*** Begin section ***
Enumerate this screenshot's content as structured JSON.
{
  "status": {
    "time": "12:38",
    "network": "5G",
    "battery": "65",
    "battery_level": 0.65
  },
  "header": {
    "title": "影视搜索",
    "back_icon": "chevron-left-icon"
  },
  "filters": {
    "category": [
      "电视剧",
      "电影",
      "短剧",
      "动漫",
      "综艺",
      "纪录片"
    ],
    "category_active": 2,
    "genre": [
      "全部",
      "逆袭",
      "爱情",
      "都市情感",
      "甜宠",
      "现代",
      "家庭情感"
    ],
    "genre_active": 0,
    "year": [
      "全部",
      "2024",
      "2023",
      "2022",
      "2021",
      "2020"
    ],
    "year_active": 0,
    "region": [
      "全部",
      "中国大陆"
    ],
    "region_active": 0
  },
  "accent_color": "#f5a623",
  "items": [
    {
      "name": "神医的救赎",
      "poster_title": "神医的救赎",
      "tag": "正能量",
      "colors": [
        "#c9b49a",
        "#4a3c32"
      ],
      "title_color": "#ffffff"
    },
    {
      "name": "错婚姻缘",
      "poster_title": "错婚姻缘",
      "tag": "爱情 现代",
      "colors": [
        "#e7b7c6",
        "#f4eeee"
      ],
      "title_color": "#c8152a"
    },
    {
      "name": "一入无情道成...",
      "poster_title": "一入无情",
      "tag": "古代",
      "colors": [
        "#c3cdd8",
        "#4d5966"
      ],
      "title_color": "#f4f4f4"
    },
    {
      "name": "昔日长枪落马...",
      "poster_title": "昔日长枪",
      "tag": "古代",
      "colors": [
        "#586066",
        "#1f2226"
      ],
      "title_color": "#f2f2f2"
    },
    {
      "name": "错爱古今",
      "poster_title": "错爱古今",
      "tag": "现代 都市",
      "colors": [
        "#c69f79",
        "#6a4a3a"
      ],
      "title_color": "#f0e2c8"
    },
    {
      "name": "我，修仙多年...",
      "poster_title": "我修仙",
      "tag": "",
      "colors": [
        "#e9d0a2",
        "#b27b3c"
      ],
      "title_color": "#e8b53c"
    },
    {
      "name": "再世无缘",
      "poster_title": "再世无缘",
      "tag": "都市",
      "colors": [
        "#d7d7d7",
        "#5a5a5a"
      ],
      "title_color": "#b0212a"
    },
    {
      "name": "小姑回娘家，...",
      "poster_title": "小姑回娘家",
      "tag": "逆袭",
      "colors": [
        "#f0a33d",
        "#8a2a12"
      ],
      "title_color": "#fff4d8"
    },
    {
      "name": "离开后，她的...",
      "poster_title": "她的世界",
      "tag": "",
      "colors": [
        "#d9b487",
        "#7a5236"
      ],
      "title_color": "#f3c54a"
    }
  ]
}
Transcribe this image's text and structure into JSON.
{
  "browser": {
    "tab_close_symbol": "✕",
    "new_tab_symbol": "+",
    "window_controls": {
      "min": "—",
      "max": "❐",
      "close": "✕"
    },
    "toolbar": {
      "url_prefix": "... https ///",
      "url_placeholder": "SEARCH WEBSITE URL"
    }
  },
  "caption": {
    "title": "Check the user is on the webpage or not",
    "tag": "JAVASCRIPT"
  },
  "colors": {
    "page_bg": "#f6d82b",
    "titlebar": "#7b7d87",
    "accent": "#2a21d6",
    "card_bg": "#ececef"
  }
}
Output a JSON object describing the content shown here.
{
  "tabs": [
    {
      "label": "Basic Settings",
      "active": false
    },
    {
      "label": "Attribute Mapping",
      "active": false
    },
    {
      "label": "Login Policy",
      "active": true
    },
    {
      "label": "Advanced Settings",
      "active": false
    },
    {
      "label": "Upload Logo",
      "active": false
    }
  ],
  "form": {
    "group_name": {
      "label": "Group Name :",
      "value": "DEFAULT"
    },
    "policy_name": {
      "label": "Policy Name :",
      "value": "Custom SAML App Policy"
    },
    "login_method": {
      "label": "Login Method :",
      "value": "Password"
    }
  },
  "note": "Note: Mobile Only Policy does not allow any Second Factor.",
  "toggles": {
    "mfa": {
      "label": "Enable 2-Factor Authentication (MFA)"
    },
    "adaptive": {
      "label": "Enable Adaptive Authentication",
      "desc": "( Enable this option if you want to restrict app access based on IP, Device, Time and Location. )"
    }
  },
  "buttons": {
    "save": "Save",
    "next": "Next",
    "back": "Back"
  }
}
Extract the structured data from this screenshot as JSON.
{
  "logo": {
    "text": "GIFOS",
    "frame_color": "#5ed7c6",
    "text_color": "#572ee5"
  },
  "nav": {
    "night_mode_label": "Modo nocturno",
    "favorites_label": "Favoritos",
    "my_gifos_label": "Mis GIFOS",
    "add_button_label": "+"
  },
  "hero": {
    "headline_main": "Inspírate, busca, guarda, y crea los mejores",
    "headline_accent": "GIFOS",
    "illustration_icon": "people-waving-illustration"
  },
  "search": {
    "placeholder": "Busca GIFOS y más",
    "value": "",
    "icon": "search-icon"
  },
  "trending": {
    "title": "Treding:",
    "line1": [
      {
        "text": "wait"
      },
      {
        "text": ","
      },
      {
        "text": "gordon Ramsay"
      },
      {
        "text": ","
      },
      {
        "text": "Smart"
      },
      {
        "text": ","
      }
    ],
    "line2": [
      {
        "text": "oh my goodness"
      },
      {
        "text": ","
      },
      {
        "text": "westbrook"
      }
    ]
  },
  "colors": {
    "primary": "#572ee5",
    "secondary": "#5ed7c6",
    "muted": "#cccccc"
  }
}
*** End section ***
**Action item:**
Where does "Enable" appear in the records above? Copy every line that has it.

**Exercise output:**
      "label": "Enable 2-Factor Authentication (MFA)"
      "label": "Enable Adaptive Authentication",
      "desc": "( Enable this option if you want to restrict app access based on IP, Device, Time and Location. )"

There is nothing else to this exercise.